Water is the largest component of the body. It affects activity and athletic performance more than any other nutrient.
Our muscles are around 75 per cent water. Water makes up about 45-70 per cent of a persons body weight – a 60 kg person is made up of more than 30 kg of water – depending on his or her body composition [the proportion of muscle and fat in the body].
How do we lose water?
Water leaves our body through the following ways
We lose about 1.5-2 litres of water on a daily basis. This is replaced by fluid intake with water present in milk and milk products, beverages like tea or coffee, fruits and vegetables and most cooked food.
When we exercise, water loss through sweating and exhalation increases several times and so does our fluid requirement.
Furthermore, a hot and humid environment will affect water loss adversely.
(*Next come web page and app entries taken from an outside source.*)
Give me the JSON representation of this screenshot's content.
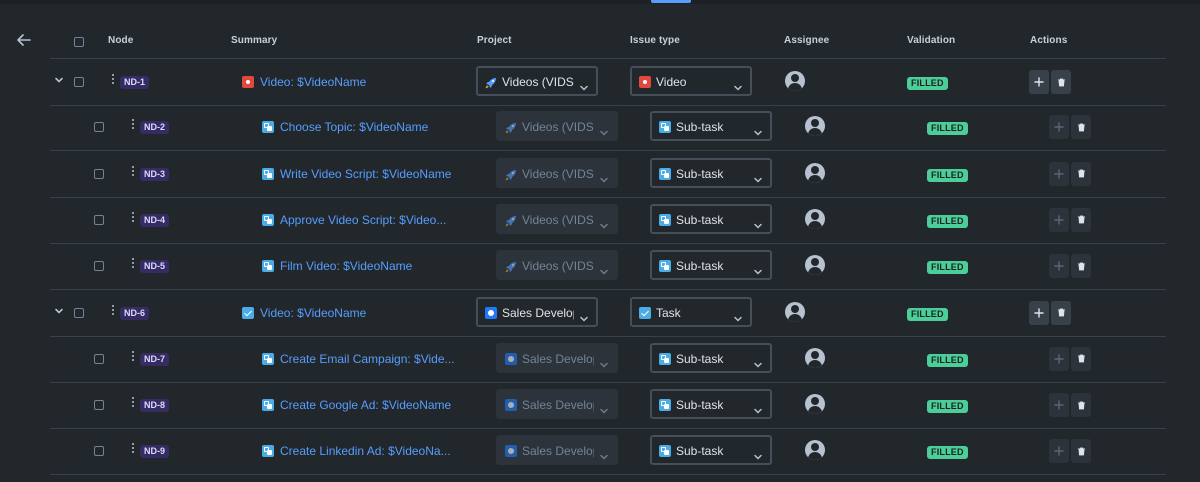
{
  "headers": {
    "node": "Node",
    "summary": "Summary",
    "project": "Project",
    "issue_type": "Issue type",
    "assignee": "Assignee",
    "validation": "Validation",
    "actions": "Actions"
  },
  "colors": {
    "background": "#22272b",
    "link": "#579dff",
    "key_badge_bg": "#352c63",
    "filled_badge_bg": "#4bce97",
    "video_icon": "#e2483d",
    "subtask_icon": "#4bade8"
  },
  "rows": [
    {
      "key": "ND-1",
      "summary": "Video: $VideoName",
      "type_icon": "video-icon",
      "project": "Videos (VIDS)",
      "project_icon": "rocket-icon",
      "issue_type": "Video",
      "validation": "FILLED",
      "parent": true
    },
    {
      "key": "ND-2",
      "summary": "Choose Topic: $VideoName",
      "type_icon": "subtask-icon",
      "project": "Videos (VIDS)",
      "project_icon": "rocket-icon",
      "issue_type": "Sub-task",
      "validation": "FILLED",
      "parent": false
    },
    {
      "key": "ND-3",
      "summary": "Write Video Script: $VideoName",
      "type_icon": "subtask-icon",
      "project": "Videos (VIDS)",
      "project_icon": "rocket-icon",
      "issue_type": "Sub-task",
      "validation": "FILLED",
      "parent": false
    },
    {
      "key": "ND-4",
      "summary": "Approve Video Script: $Video...",
      "type_icon": "subtask-icon",
      "project": "Videos (VIDS)",
      "project_icon": "rocket-icon",
      "issue_type": "Sub-task",
      "validation": "FILLED",
      "parent": false
    },
    {
      "key": "ND-5",
      "summary": "Film Video: $VideoName",
      "type_icon": "subtask-icon",
      "project": "Videos (VIDS)",
      "project_icon": "rocket-icon",
      "issue_type": "Sub-task",
      "validation": "FILLED",
      "parent": false
    },
    {
      "key": "ND-6",
      "summary": "Video: $VideoName",
      "type_icon": "task-icon",
      "project": "Sales Development",
      "project_icon": "sales-project-icon",
      "issue_type": "Task",
      "validation": "FILLED",
      "parent": true
    },
    {
      "key": "ND-7",
      "summary": "Create Email Campaign: $Vide...",
      "type_icon": "subtask-icon",
      "project": "Sales Development",
      "project_icon": "sales-project-icon",
      "issue_type": "Sub-task",
      "validation": "FILLED",
      "parent": false
    },
    {
      "key": "ND-8",
      "summary": "Create Google Ad: $VideoName",
      "type_icon": "subtask-icon",
      "project": "Sales Development",
      "project_icon": "sales-project-icon",
      "issue_type": "Sub-task",
      "validation": "FILLED",
      "parent": false
    },
    {
      "key": "ND-9",
      "summary": "Create Linkedin Ad: $VideoNa...",
      "type_icon": "subtask-icon",
      "project": "Sales Development",
      "project_icon": "sales-project-icon",
      "issue_type": "Sub-task",
      "validation": "FILLED",
      "parent": false
    }
  ]
}
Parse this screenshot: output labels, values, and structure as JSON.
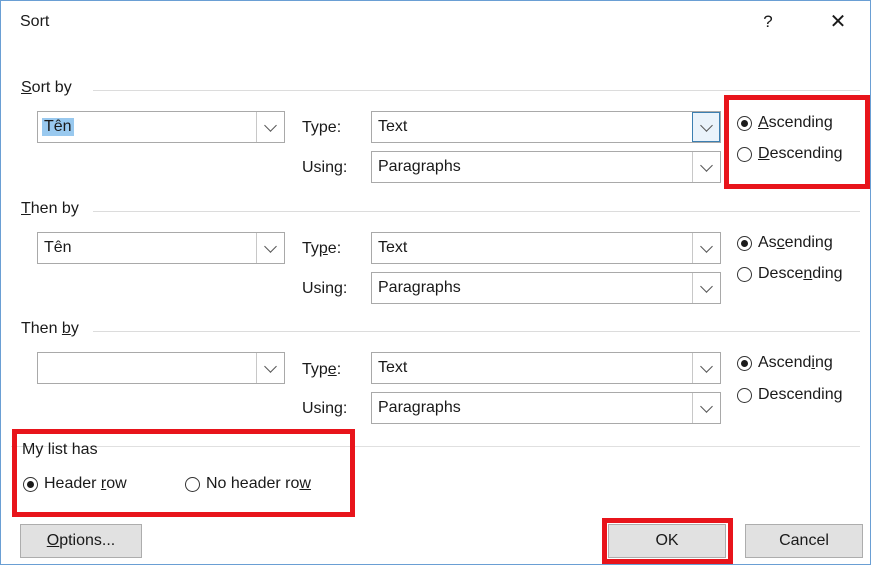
{
  "window": {
    "title": "Sort",
    "help": "?",
    "close": "✕"
  },
  "sort_by": {
    "label_pre": "",
    "label_u": "S",
    "label_post": "ort by",
    "field": "Tên",
    "type_label_pre": "Type:",
    "type": "Text",
    "using_label": "Using:",
    "using": "Paragraphs",
    "ascending_pre": "",
    "ascending_u": "A",
    "ascending_post": "scending",
    "descending_pre": "",
    "descending_u": "D",
    "descending_post": "escending"
  },
  "then_by_1": {
    "label_pre": "",
    "label_u": "T",
    "label_post": "hen by",
    "field": "Tên",
    "type_label_pre": "Ty",
    "type_label_u": "p",
    "type_label_post": "e:",
    "type": "Text",
    "using_label": "Using:",
    "using": "Paragraphs",
    "ascending_pre": "As",
    "ascending_u": "c",
    "ascending_post": "ending",
    "descending_pre": "Desce",
    "descending_u": "n",
    "descending_post": "ding"
  },
  "then_by_2": {
    "label_pre": "Then ",
    "label_u": "b",
    "label_post": "y",
    "field": "",
    "type_label_pre": "Typ",
    "type_label_u": "e",
    "type_label_post": ":",
    "type": "Text",
    "using_label": "Using:",
    "using": "Paragraphs",
    "ascending_pre": "Ascend",
    "ascending_u": "i",
    "ascending_post": "ng",
    "descending_pre": "Descendin",
    "descending_u": "g",
    "descending_post": ""
  },
  "my_list": {
    "label": "My list has",
    "header_pre": "Header ",
    "header_u": "r",
    "header_post": "ow",
    "noheader_pre": "No header ro",
    "noheader_u": "w",
    "noheader_post": ""
  },
  "buttons": {
    "options_pre": "",
    "options_u": "O",
    "options_post": "ptions...",
    "ok": "OK",
    "cancel": "Cancel"
  },
  "colors": {
    "highlight": "#e8141b",
    "selection": "#99c9ef",
    "border": "#6a9fd4"
  }
}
In prolonged and intense exercise, when we sweat profusely, our fluid requirement may go up to 10 litres per day!
The average fluid requirement is around two litres per person, including both water and water in foods and beverages. Consuming greater amount of calories [more than 2500], working in dry and hot climate [where sweating may be absent], being involved in vigorous activity, consuming a high-fibre or high-protein diet, and conditions such as pregnancy, infections and fevers require higher fluid replacement, which would have to be individually adjusted.
What happens if we don’t drink enough water?
In prolonged exercise, if the water lost is not replaced, it will lead to dehydration and electrolyte imbalance. Electrolytes like sodium, chloride and potassium are lost in sweat as well, and therefore need to be replaced.
Fluid loss of as little as one per cent of body weight can cause body temperature to rise while exercising. Also, the fluid loss decreases the ability to cool off the extra heat being produced in the body and causes a strain on the heart. This is known as heat exhaustion and can severely limit performance among athletes. Fluid losses exceeding 6-7 per cent of body weight signal an impending collapse [heat stroke], which can also lead to death.
Unfortunately, when it comes to exercising, thirst is not a reliable indicator of fluid requirement.
Tips on drinking water
- Make it a point to drink fluids throughout the day. Half a glass [around 90-100 ml] every hour that we are awake is better than consuming large quantities at one go, as quite a bit will simply be lost through urination.
- Two hours before workout, approximately 500ml of water or a cool beverage is recommended.
- During the activity, we should consume around 150 ml every 15 minutes.
- After the workout, we should consume 500ml for every ? kg of weight lost as compared to the weight before workout. To be exact, one must weigh without clothes which may be drenched in sweat after the workout.
Some other indicators of dehydration – particularly over a longer period – are dark yellow, strong-smelling urine [rule out supplemental vitamins or other medications that could cause similar changes in the urine], rapid heart rate at rest, and prolonged muscle soreness. Urine should be light yellow in colour and the frequency should be 3-4 times per day. The normal range for resting heart rate is 40-100 beats/min. Most exercisers would be aware of their own resting heart rates and an elevation of the same by 10-15 beats/ min signifies dehydration.
Muscle soreness [usually just a persistent ache in the muscles] which lasts for longer than 24 hours, in the absence of a vigorous workout, may be indicative of dehydration when co-related with the history and other signs and symptoms of the individual.
Is water the best drink for a workout?
In most cases, yes. Unless your workout is continuous and prolonged beyond an hour, sports drinks give no additional benefit over water. Sports drinks contain 5-8 per cent carbohydrates as well as necessary electrolytes. Apart from the commercially available ones, sports drinks can be made at home by diluting fruit juice 2:1 and adding a pinch of salt. If the workout is moderately intense and under an hour, cool water is better absorbed in the gut and is therefore preferred over lukewarm or warm water. Beware of consuming concentrated juices or beverages immediately before, or during the workout, as it can cause nausea, abdominal bloating and discomfort or abdominal cramps.
So, to maximise performance and safety in the workout, drink up.
Excess water [also known as water intoxication] can also cause problems. Though it is not common, it is something we should be aware of.
If the water content of the blood increases, the salt content gets diluted. Hence, the quantity of salt available to body tissues decreases, which can lead to problems with brain, heart and muscle function. Symptoms like dizziness, nausea, apathy are observed. Confusion can result from over-hydration. Since dehydration can also cause these symptoms, it is important to know your body and how much you are drinking.
– Team CW